Goal of the exercise => The complete set of records should be given again verbatim.

[Collected data entries]

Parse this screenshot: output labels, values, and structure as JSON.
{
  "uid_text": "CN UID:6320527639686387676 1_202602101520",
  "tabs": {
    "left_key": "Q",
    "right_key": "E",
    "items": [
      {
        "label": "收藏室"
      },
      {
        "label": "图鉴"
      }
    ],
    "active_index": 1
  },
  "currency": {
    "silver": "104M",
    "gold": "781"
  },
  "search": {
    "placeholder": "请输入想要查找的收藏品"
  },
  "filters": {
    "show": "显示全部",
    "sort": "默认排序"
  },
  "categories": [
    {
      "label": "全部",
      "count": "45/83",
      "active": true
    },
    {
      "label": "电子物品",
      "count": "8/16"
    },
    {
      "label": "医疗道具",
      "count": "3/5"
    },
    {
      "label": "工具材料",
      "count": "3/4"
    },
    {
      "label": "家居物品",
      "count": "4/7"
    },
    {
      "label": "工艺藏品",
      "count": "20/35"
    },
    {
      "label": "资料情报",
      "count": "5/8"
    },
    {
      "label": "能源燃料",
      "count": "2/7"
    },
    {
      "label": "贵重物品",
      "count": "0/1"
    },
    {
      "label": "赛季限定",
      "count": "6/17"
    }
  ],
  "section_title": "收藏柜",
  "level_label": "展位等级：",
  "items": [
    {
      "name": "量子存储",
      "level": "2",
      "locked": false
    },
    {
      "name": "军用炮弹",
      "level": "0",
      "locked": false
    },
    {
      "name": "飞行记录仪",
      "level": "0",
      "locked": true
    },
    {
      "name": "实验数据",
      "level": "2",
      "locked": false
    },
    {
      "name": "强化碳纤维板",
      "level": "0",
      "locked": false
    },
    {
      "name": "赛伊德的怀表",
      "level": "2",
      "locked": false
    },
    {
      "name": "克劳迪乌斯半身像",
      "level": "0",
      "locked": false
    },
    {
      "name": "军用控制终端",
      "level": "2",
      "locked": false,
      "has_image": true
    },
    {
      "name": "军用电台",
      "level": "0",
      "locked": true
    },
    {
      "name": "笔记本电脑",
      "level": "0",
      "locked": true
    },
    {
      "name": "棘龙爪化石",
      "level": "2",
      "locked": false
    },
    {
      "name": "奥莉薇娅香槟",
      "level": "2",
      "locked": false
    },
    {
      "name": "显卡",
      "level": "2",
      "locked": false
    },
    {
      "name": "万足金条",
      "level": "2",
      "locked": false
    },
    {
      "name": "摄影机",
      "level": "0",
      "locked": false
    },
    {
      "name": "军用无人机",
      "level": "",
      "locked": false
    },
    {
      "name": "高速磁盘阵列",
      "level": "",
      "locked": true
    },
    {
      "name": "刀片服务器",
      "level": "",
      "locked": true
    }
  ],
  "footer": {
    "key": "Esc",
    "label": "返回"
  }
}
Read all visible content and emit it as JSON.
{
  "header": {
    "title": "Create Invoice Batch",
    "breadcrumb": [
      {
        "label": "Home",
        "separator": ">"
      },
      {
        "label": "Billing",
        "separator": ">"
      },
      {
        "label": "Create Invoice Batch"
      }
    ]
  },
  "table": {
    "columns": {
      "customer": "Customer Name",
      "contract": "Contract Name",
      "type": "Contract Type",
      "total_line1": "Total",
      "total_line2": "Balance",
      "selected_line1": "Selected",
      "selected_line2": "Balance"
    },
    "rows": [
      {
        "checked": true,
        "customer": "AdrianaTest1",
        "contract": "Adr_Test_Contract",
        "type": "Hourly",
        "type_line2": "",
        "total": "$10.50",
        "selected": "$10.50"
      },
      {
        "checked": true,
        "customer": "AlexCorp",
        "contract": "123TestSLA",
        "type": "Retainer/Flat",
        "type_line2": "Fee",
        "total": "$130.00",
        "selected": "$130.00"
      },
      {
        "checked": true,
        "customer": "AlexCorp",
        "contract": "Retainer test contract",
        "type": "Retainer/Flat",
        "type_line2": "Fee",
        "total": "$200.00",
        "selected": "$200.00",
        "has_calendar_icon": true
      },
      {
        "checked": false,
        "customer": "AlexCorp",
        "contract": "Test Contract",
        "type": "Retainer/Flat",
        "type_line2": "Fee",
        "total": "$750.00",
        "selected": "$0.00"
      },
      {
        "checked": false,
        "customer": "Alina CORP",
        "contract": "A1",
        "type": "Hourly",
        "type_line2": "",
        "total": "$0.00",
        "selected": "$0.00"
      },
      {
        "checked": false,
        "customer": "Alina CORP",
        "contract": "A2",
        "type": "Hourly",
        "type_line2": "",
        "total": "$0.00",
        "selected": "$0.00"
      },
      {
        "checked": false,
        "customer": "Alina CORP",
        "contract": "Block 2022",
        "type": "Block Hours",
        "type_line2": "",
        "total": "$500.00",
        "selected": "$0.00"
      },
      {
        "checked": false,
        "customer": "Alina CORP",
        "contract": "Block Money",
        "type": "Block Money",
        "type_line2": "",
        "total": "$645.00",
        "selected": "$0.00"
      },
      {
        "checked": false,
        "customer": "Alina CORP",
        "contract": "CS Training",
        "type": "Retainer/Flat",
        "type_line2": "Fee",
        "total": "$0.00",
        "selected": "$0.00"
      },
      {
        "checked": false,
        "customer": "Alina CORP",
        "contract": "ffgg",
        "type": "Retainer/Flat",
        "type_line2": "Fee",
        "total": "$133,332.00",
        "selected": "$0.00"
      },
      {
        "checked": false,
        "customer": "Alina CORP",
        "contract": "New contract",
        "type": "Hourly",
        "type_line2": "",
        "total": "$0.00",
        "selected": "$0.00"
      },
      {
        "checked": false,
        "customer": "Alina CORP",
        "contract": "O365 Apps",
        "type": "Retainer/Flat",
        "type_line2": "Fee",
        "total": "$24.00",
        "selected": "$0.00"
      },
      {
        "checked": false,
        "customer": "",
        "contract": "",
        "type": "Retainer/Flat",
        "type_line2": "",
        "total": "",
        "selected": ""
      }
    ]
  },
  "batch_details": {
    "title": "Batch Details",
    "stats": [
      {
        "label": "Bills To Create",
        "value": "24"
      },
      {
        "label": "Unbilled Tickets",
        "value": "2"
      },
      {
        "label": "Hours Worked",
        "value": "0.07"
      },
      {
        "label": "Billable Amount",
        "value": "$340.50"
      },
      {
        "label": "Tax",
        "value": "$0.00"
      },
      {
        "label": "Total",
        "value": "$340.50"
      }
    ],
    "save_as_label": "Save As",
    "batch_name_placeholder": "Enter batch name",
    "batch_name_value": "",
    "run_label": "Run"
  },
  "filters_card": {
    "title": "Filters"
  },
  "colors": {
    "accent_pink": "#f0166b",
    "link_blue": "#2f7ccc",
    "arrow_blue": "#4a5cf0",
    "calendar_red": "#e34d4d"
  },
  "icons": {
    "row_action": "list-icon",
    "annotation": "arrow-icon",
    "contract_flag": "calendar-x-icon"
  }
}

Output for this exercise =>
Parse this screenshot: output labels, values, and structure as JSON.
{
  "uid_text": "CN UID:6320527639686387676 1_202602101520",
  "tabs": {
    "left_key": "Q",
    "right_key": "E",
    "items": [
      {
        "label": "收藏室"
      },
      {
        "label": "图鉴"
      }
    ],
    "active_index": 1
  },
  "currency": {
    "silver": "104M",
    "gold": "781"
  },
  "search": {
    "placeholder": "请输入想要查找的收藏品"
  },
  "filters": {
    "show": "显示全部",
    "sort": "默认排序"
  },
  "categories": [
    {
      "label": "全部",
      "count": "45/83",
      "active": true
    },
    {
      "label": "电子物品",
      "count": "8/16"
    },
    {
      "label": "医疗道具",
      "count": "3/5"
    },
    {
      "label": "工具材料",
      "count": "3/4"
    },
    {
      "label": "家居物品",
      "count": "4/7"
    },
    {
      "label": "工艺藏品",
      "count": "20/35"
    },
    {
      "label": "资料情报",
      "count": "5/8"
    },
    {
      "label": "能源燃料",
      "count": "2/7"
    },
    {
      "label": "贵重物品",
      "count": "0/1"
    },
    {
      "label": "赛季限定",
      "count": "6/17"
    }
  ],
  "section_title": "收藏柜",
  "level_label": "展位等级：",
  "items": [
    {
      "name": "量子存储",
      "level": "2",
      "locked": false
    },
    {
      "name": "军用炮弹",
      "level": "0",
      "locked": false
    },
    {
      "name": "飞行记录仪",
      "level": "0",
      "locked": true
    },
    {
      "name": "实验数据",
      "level": "2",
      "locked": false
    },
    {
      "name": "强化碳纤维板",
      "level": "0",
      "locked": false
    },
    {
      "name": "赛伊德的怀表",
      "level": "2",
      "locked": false
    },
    {
      "name": "克劳迪乌斯半身像",
      "level": "0",
      "locked": false
    },
    {
      "name": "军用控制终端",
      "level": "2",
      "locked": false,
      "has_image": true
    },
    {
      "name": "军用电台",
      "level": "0",
      "locked": true
    },
    {
      "name": "笔记本电脑",
      "level": "0",
      "locked": true
    },
    {
      "name": "棘龙爪化石",
      "level": "2",
      "locked": false
    },
    {
      "name": "奥莉薇娅香槟",
      "level": "2",
      "locked": false
    },
    {
      "name": "显卡",
      "level": "2",
      "locked": false
    },
    {
      "name": "万足金条",
      "level": "2",
      "locked": false
    },
    {
      "name": "摄影机",
      "level": "0",
      "locked": false
    },
    {
      "name": "军用无人机",
      "level": "",
      "locked": false
    },
    {
      "name": "高速磁盘阵列",
      "level": "",
      "locked": true
    },
    {
      "name": "刀片服务器",
      "level": "",
      "locked": true
    }
  ],
  "footer": {
    "key": "Esc",
    "label": "返回"
  }
}
Read all visible content and emit it as JSON.
{
  "header": {
    "title": "Create Invoice Batch",
    "breadcrumb": [
      {
        "label": "Home",
        "separator": ">"
      },
      {
        "label": "Billing",
        "separator": ">"
      },
      {
        "label": "Create Invoice Batch"
      }
    ]
  },
  "table": {
    "columns": {
      "customer": "Customer Name",
      "contract": "Contract Name",
      "type": "Contract Type",
      "total_line1": "Total",
      "total_line2": "Balance",
      "selected_line1": "Selected",
      "selected_line2": "Balance"
    },
    "rows": [
      {
        "checked": true,
        "customer": "AdrianaTest1",
        "contract": "Adr_Test_Contract",
        "type": "Hourly",
        "type_line2": "",
        "total": "$10.50",
        "selected": "$10.50"
      },
      {
        "checked": true,
        "customer": "AlexCorp",
        "contract": "123TestSLA",
        "type": "Retainer/Flat",
        "type_line2": "Fee",
        "total": "$130.00",
        "selected": "$130.00"
      },
      {
        "checked": true,
        "customer": "AlexCorp",
        "contract": "Retainer test contract",
        "type": "Retainer/Flat",
        "type_line2": "Fee",
        "total": "$200.00",
        "selected": "$200.00",
        "has_calendar_icon": true
      },
      {
        "checked": false,
        "customer": "AlexCorp",
        "contract": "Test Contract",
        "type": "Retainer/Flat",
        "type_line2": "Fee",
        "total": "$750.00",
        "selected": "$0.00"
      },
      {
        "checked": false,
        "customer": "Alina CORP",
        "contract": "A1",
        "type": "Hourly",
        "type_line2": "",
        "total": "$0.00",
        "selected": "$0.00"
      },
      {
        "checked": false,
        "customer": "Alina CORP",
        "contract": "A2",
        "type": "Hourly",
        "type_line2": "",
        "total": "$0.00",
        "selected": "$0.00"
      },
      {
        "checked": false,
        "customer": "Alina CORP",
        "contract": "Block 2022",
        "type": "Block Hours",
        "type_line2": "",
        "total": "$500.00",
        "selected": "$0.00"
      },
      {
        "checked": false,
        "customer": "Alina CORP",
        "contract": "Block Money",
        "type": "Block Money",
        "type_line2": "",
        "total": "$645.00",
        "selected": "$0.00"
      },
      {
        "checked": false,
        "customer": "Alina CORP",
        "contract": "CS Training",
        "type": "Retainer/Flat",
        "type_line2": "Fee",
        "total": "$0.00",
        "selected": "$0.00"
      },
      {
        "checked": false,
        "customer": "Alina CORP",
        "contract": "ffgg",
        "type": "Retainer/Flat",
        "type_line2": "Fee",
        "total": "$133,332.00",
        "selected": "$0.00"
      },
      {
        "checked": false,
        "customer": "Alina CORP",
        "contract": "New contract",
        "type": "Hourly",
        "type_line2": "",
        "total": "$0.00",
        "selected": "$0.00"
      },
      {
        "checked": false,
        "customer": "Alina CORP",
        "contract": "O365 Apps",
        "type": "Retainer/Flat",
        "type_line2": "Fee",
        "total": "$24.00",
        "selected": "$0.00"
      },
      {
        "checked": false,
        "customer": "",
        "contract": "",
        "type": "Retainer/Flat",
        "type_line2": "",
        "total": "",
        "selected": ""
      }
    ]
  },
  "batch_details": {
    "title": "Batch Details",
    "stats": [
      {
        "label": "Bills To Create",
        "value": "24"
      },
      {
        "label": "Unbilled Tickets",
        "value": "2"
      },
      {
        "label": "Hours Worked",
        "value": "0.07"
      },
      {
        "label": "Billable Amount",
        "value": "$340.50"
      },
      {
        "label": "Tax",
        "value": "$0.00"
      },
      {
        "label": "Total",
        "value": "$340.50"
      }
    ],
    "save_as_label": "Save As",
    "batch_name_placeholder": "Enter batch name",
    "batch_name_value": "",
    "run_label": "Run"
  },
  "filters_card": {
    "title": "Filters"
  },
  "colors": {
    "accent_pink": "#f0166b",
    "link_blue": "#2f7ccc",
    "arrow_blue": "#4a5cf0",
    "calendar_red": "#e34d4d"
  },
  "icons": {
    "row_action": "list-icon",
    "annotation": "arrow-icon",
    "contract_flag": "calendar-x-icon"
  }
}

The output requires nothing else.